‘Slags, Slates Etc.’ is a successor to ’C+C’, and the origin of the term “definitive rant”. But while that had been a shopping list of individual gripes given a back-beat, here the slags and slates form an amassed, offensive force against the all-important first-person singer. The repeated diss “slags, slates and tapes” (from which the album gets its title), taken together, suggests an inferior copy. (Slag was originally a waste product, later modified into a term of – or word for - abuse. Slates were what schoolkids used to copy down comprehension before paper. And these were the days where you’d tape albums, trading your saved pennies for degraded sound quality.)

But there’d seem something vampiric about them, even if Smith wasn’t using the term elsewhere. He rages “Everything’s drained by the slates/They are the grey ones of our state, I relate”. (Perhaps in a similar fashion to Priestley’s short story ‘The Grey Ones’.) Like the lifeless feeding on the living, their paradox is that they constantly require the brightly coloured to feed on, but in their feeding inevitably reduce those colours to their own greyness.

So their sucking doesn’t just weaken you, it infects you with their own weakness. Those who can’t drain those who can. (There was a similar image in ‘The NWRA’, when the radio turns another track into an anaemic love song.) Hence as they “ream off names of books and bands” they “kill cultural interest in our land”, poison to all they touch.

The track may seem a rallying cry to resist them. Except Fall songs, though frequently polemics, are rarely delivery systems for messages to the wider world. They’re things in themselves, and they frequently refer to themselves. It’s truer to say the track is the act of resistance, Smith’s wrath is both response to them and defence against them, the more incendiary it gets the more inoculated against greyness it becomes. (In a similar fashion to the Hero making himself indigestible to the Spectre two albums back.)

It’s true the Fall would themselves borrow, openly and often wholesale. We’ve already seen how ’Frightened’ stole from ’Stepping Stone’. Further acts of shameless kleptomania will include filching a keyboard preset (the intro to ’Fortress’, from the next album) and (yes really) ripping off Spinal Tap (on ’Athlete Cured’). This has led some to see hypocrisy in Smith’s stance.

But when he’d rail against bands who he claimed plagiarised him, he’d simultaneously insist they sounded nothing like him.

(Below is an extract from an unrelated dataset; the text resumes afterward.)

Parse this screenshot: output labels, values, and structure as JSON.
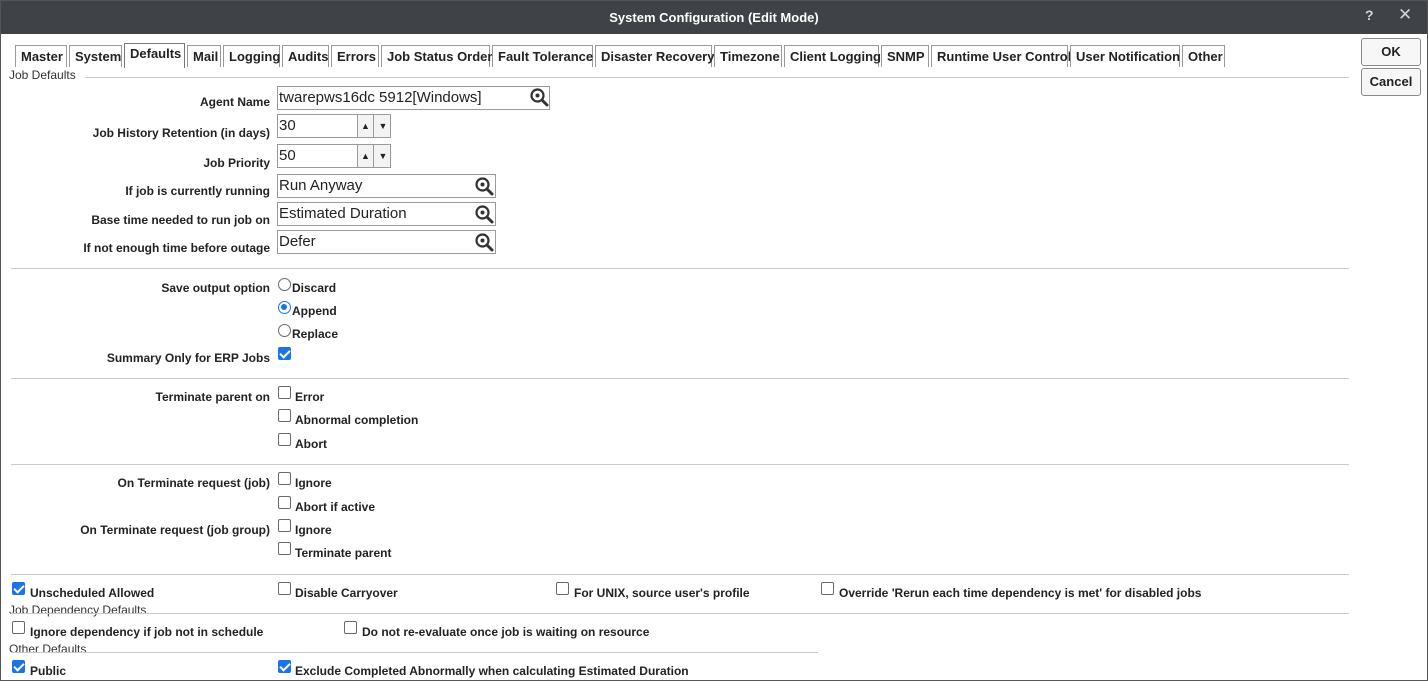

Which isn’t a contradiction. Smith was often respectful of past greats, at various points praising in song Link Wray and castigating no less than Shakin’ Stevens. (For “the massacre of Blue Christmas/ On him I’d like to land one.”) His ire was less against the library loan than the erzatz. Borrow in the spirit of the original, you make more. Those who offer only store-brand substitutes detract, piss in the same well they’re pulling bails from. On the later track ’Elves’, over a blatantly borrowed Stooges riff, Smith lambasted “the new rock scum/ Spitting on what’s good and gone.”

TS Eliot said: “Immature poets imitate, nature poets steal; bad poets deface what they take, and good poets make it into something better, or at least something different.” Amen.